28. Procurement can never be satisfied with the status quo
Since the value delivered is never enough, and the cost of delivering that value is never low enough, no matter how good Procurement is, it still has to improve — even if it is world class (as this is a moving target that moves as soon as a competitor passes an organization that has stopped to take a breather). The reality is that no one cares about what Procurement did yesterday, they are only concerned about the value Procurement is going to bring tomorrow and how they are going to make their numbers.

29. Procurement needs to be an enablement function
It needs to go beyond cost reduction and avoidance and consider the end-to-end financial implications for working capital management, the risks associated with the supply plan and appropriate mitigations, and the innovation it can bring to the table. Procurement has the greatest impact when it is consulted early on in new projects, not after almost all of the designs have been completed and decisions have been made and the only cost left to take out are in the transaction. If Procurement is involved in NPD, it can take cost out before 80% of the costs are locked in.

If Procurement is involved in Marketing vendor selection, it can make sure that contracts disassociate creative from copy and bid out commodity print or production jobs to the lowest bidder. If Procurement is involved in law firm selection, it can help steer Legal to those that are capable of doing the work and willing to do AFAs (Alternate Fee Arrangements) on a project or task basis and steer the business away from the costly unlimited billable hour. And if it is seen as an enablement function that can help in project definition as well as project implementation, it can not only play a larger role in the business, but secure better results in the long run

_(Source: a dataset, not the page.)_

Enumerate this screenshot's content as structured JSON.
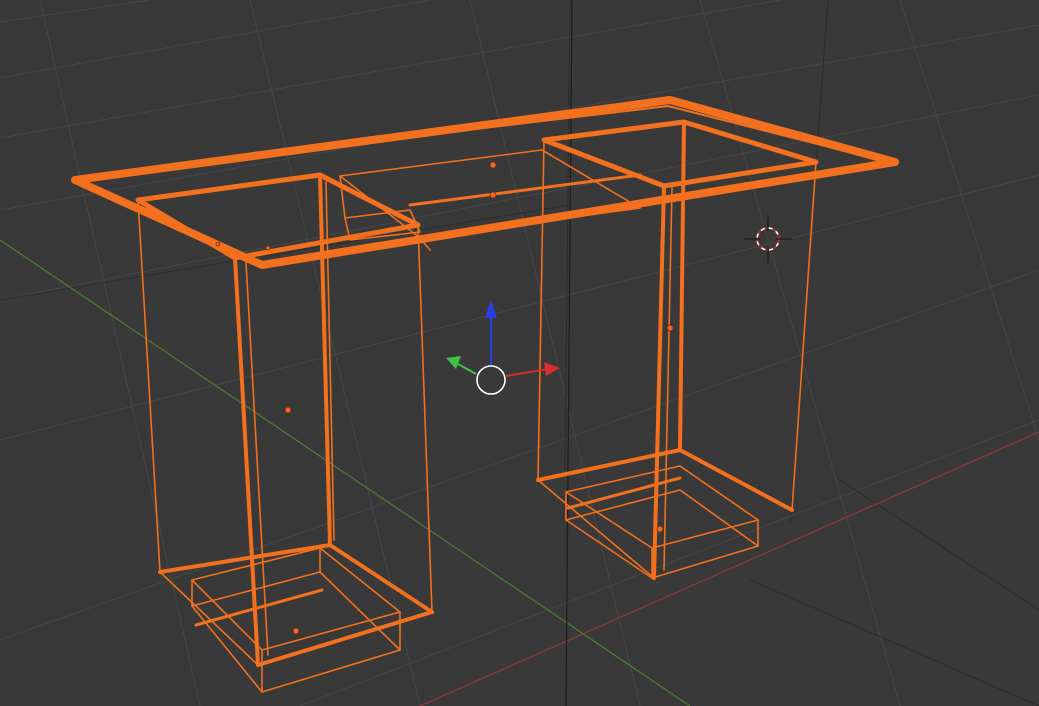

Our next post will continue our overview of the lessons learned that were shared by some of the participants at this year’s Hackett Best Practices conference.